Capital Gains tax Rates
Below are the 2021 and 2022 long-term capital gain tax rates. Check them out.
|Tax filling Status||Single||Married, filling jointly||Married Filing separately||Head of household|
|0%||Up to $40,400||Up to $80,000||$0 to 40,400||Up to $54,100|
|15%||$40,401 to $445,850||$80,801 to $501,600||$40,401 to 250,800||$54,101 to $473,750|
2022 Capital gains tax rates
|Tax – filing status||Single||Married, filing jointly||Married, filing, separately||Head of household|
|0%||Up to $41,675||Up to $83,350||Up to $41,675||Up to $55,800|
|15%||$41,676 To $459,750||$83,351 to $517,200||$41,676 to $258,600||$55,801 To $488,500|
|20%||More than $459,751||More than $517,201||More than $258,601||More than $488,501|
Short-term capital gains are always taxed as ordinary income according to the federal income tax brackets. You can check out websites like NerdWallet to use their tool to estimate your after-tax investment gains.
How are Capital Gains Taxes Calculated?
Now, let’s talk about how the capital gains taxes are calculated. Below are a few points. Check them out;
- Capital gains taxes can apply to assets such as bonds or stocks, real estate, boats, cars, and other tangible items (though usually not your home).
- The profit made on the sale of any of the above items is your capital gain.

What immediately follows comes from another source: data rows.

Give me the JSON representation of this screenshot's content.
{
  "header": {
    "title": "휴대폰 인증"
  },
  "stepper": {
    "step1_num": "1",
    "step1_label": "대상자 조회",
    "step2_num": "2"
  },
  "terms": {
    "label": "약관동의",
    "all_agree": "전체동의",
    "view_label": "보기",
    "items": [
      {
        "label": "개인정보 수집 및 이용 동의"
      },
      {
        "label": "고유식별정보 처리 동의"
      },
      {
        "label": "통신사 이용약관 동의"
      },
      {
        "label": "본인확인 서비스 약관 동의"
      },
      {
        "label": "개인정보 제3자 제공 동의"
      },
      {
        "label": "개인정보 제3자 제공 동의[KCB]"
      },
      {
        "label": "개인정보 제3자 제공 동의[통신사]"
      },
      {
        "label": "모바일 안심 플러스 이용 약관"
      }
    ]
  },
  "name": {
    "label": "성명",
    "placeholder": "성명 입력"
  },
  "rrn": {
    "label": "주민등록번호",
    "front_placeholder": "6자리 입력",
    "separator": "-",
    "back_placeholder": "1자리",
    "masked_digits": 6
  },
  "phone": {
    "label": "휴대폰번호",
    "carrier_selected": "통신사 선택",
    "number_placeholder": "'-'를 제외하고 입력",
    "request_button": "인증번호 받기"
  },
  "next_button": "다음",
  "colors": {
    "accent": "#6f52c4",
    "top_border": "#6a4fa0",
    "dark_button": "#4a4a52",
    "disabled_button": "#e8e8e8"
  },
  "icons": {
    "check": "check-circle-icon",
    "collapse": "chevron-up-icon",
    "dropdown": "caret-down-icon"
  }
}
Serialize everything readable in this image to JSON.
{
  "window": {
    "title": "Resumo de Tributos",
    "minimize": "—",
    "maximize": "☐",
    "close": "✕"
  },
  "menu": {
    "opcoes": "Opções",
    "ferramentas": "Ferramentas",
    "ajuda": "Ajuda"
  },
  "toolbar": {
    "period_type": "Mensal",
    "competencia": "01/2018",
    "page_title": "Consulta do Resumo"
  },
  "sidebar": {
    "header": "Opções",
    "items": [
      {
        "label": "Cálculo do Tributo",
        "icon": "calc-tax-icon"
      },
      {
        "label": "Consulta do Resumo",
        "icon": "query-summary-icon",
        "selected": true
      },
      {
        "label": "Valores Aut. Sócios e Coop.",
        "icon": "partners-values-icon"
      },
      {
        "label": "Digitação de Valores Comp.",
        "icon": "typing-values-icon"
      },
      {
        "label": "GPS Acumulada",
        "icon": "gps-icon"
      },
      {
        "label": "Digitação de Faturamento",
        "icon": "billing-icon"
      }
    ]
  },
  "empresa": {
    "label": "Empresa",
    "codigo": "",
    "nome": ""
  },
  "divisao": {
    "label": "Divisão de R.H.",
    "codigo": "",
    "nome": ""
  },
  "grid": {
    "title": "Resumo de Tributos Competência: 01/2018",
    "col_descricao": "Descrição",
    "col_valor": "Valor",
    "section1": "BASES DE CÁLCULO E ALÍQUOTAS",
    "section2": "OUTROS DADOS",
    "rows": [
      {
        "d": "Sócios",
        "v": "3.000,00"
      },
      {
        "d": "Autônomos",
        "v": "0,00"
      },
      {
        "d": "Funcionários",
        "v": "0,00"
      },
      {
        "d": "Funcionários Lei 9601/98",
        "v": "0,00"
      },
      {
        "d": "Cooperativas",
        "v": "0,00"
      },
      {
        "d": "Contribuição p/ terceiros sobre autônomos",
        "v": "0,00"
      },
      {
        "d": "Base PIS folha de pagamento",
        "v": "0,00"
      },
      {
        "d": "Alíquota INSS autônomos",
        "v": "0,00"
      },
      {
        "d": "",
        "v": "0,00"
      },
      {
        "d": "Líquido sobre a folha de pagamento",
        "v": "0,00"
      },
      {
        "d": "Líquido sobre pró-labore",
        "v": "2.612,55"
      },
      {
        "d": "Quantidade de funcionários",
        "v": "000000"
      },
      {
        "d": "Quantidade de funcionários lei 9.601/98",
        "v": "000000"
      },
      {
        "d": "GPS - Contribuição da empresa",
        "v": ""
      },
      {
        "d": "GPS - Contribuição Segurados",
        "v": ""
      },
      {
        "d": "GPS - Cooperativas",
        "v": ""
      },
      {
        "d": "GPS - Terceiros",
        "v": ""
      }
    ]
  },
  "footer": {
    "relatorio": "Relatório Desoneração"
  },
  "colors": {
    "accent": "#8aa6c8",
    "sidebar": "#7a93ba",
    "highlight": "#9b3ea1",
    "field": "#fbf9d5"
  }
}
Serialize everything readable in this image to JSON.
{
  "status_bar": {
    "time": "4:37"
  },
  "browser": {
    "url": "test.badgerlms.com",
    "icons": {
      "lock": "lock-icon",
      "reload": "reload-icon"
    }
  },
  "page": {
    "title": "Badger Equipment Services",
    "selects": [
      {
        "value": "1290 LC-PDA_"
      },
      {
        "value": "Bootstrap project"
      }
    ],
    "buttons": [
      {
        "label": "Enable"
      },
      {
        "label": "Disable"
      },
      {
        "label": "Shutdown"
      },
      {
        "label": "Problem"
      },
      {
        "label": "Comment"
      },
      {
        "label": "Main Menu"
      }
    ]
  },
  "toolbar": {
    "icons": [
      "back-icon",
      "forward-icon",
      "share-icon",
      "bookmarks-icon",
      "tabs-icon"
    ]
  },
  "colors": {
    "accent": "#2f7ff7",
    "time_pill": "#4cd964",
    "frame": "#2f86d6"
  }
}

The profit you lose is your capital loss. You can check out a capital gains tax calculator online to help you estimate your gains.

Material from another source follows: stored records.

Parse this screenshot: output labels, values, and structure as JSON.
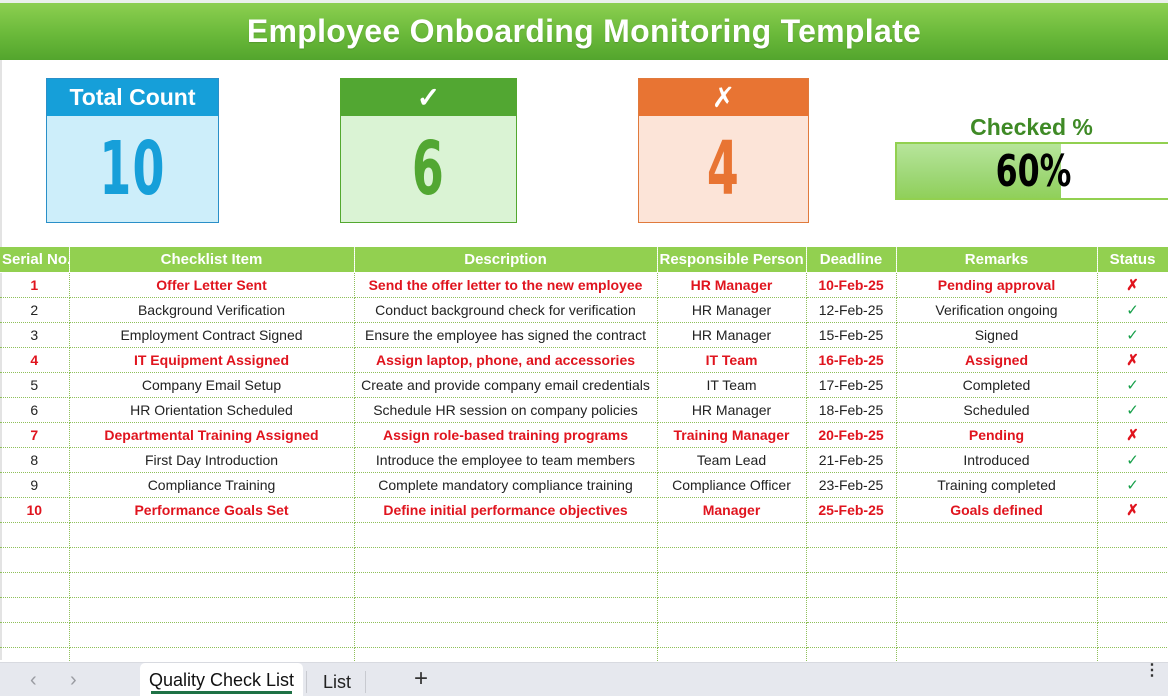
{
  "title": "Employee Onboarding Monitoring Template",
  "cards": {
    "total": {
      "label": "Total Count",
      "value": "10",
      "color": "#169fd9"
    },
    "checked": {
      "label": "✓",
      "value": "6",
      "color": "#52a732"
    },
    "unchecked": {
      "label": "✗",
      "value": "4",
      "color": "#e87433"
    }
  },
  "progress": {
    "label": "Checked %",
    "value_text": "60%",
    "fraction": 0.6
  },
  "table": {
    "columns": [
      "Serial No.",
      "Checklist Item",
      "Description",
      "Responsible Person",
      "Deadline",
      "Remarks",
      "Status"
    ],
    "rows": [
      {
        "serial": "1",
        "item": "Offer Letter Sent",
        "description": "Send the offer letter to the new employee",
        "person": "HR Manager",
        "deadline": "10-Feb-25",
        "remarks": "Pending approval",
        "status": "✗",
        "checked": false
      },
      {
        "serial": "2",
        "item": "Background Verification",
        "description": "Conduct background check for verification",
        "person": "HR Manager",
        "deadline": "12-Feb-25",
        "remarks": "Verification ongoing",
        "status": "✓",
        "checked": true
      },
      {
        "serial": "3",
        "item": "Employment Contract Signed",
        "description": "Ensure the employee has signed the contract",
        "person": "HR Manager",
        "deadline": "15-Feb-25",
        "remarks": "Signed",
        "status": "✓",
        "checked": true
      },
      {
        "serial": "4",
        "item": "IT Equipment Assigned",
        "description": "Assign laptop, phone, and accessories",
        "person": "IT Team",
        "deadline": "16-Feb-25",
        "remarks": "Assigned",
        "status": "✗",
        "checked": false
      },
      {
        "serial": "5",
        "item": "Company Email Setup",
        "description": "Create and provide company email credentials",
        "person": "IT Team",
        "deadline": "17-Feb-25",
        "remarks": "Completed",
        "status": "✓",
        "checked": true
      },
      {
        "serial": "6",
        "item": "HR Orientation Scheduled",
        "description": "Schedule HR session on company policies",
        "person": "HR Manager",
        "deadline": "18-Feb-25",
        "remarks": "Scheduled",
        "status": "✓",
        "checked": true
      },
      {
        "serial": "7",
        "item": "Departmental Training Assigned",
        "description": "Assign role-based training programs",
        "person": "Training Manager",
        "deadline": "20-Feb-25",
        "remarks": "Pending",
        "status": "✗",
        "checked": false
      },
      {
        "serial": "8",
        "item": "First Day Introduction",
        "description": "Introduce the employee to team members",
        "person": "Team Lead",
        "deadline": "21-Feb-25",
        "remarks": "Introduced",
        "status": "✓",
        "checked": true
      },
      {
        "serial": "9",
        "item": "Compliance Training",
        "description": "Complete mandatory compliance training",
        "person": "Compliance Officer",
        "deadline": "23-Feb-25",
        "remarks": "Training completed",
        "status": "✓",
        "checked": true
      },
      {
        "serial": "10",
        "item": "Performance Goals Set",
        "description": "Define initial performance objectives",
        "person": "Manager",
        "deadline": "25-Feb-25",
        "remarks": "Goals defined",
        "status": "✗",
        "checked": false
      }
    ]
  },
  "sheet_tabs": {
    "prev_icon": "‹",
    "next_icon": "›",
    "tabs": [
      "Quality Check List",
      "List"
    ],
    "active": "Quality Check List",
    "add_icon": "+",
    "more_icon": "⋮"
  }
}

- You can make use of investment capital losses to offset gains. If you sold your stock for a ten thousand dollar profit this year and sold another for about a $4,000 loss, you will be taxed on capital gains of $6,000.
- The difference between your capital losses and your capital gains for the tax year is known as “net capital gain.” However, if your losses exceed your gains, you have what is called a “net capital loss.” You can also use it to offset your ordinary income up to $3,000, or $1,500 if married filing separately.
Any other losses can be carried forward to future years to offset capital gains up to $3,000 of ordinary income in a year. Capital gains taxes are progressive and they are a little like income taxes.